I was wiping down some of my deer mounts that I had acquired over time. There’s one of my first bucks taken in Alabama, a Virginia eight-pointer, and a nice eleven from Missouri. Each mount made its way to my wall for different reasons along with the fact they made an attractive display. And then there’s the broken five-pointer. He’s small, unidimensional, and particularly unimpressive. Well overlooked by anyone who might be cruising my display. But he made his way to the wall not for what he is, but for whose he is. It was my son’s first buck. He was nine years old when he landed this massive monarch and forever stamped extreme value on this otherwise deficient deer. The value was not in the work of art, but in who signed it.

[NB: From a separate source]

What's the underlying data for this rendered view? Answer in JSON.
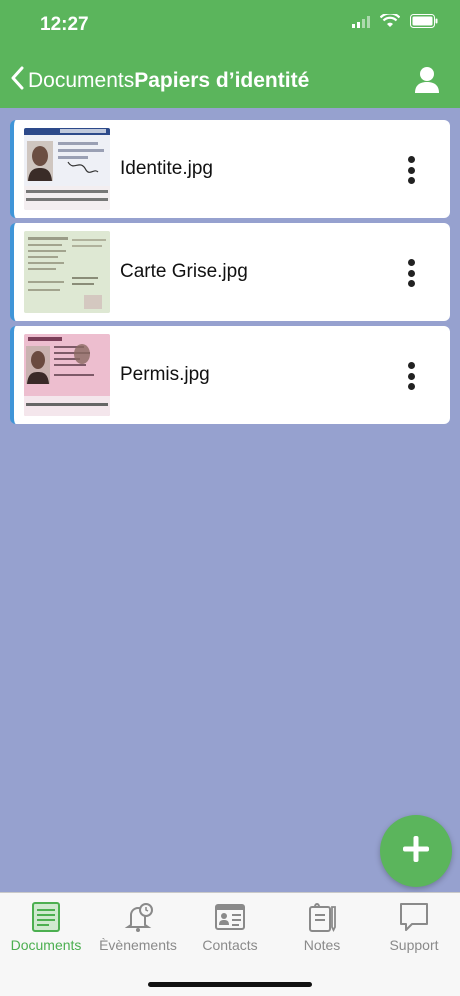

The Apostle Paul described us this way. He said, “We are God’s workmanship.” This word workmanship is the Greek word Poiema. It is where we get our English word poem. It is only used one other time in the Bible. And again, Paul is using it to describe another work of God – the created world. Many preachers and theologians like to say we are God’s masterpiece and while this is true, this actually puts the emphasis on the work instead of the designer. You see, if you see yourself as unimpressive or of little value, you are looking at the work and not Who is doing the work. Let me illustrate another way. Have you ever gained the signature of a famous person on a worthless piece of paper, shirt, or other item? If you have, then you’ll understand how the value truly comes. And this is no different in our lives. What gave mankind value above all other creation was the signature breath of God on our lives. And what continues to give us value is not that we are just any sequence of rhythmic words strung together, but that we are a poem – some elaborate and some simple – but all, individually and authentically, signed by God.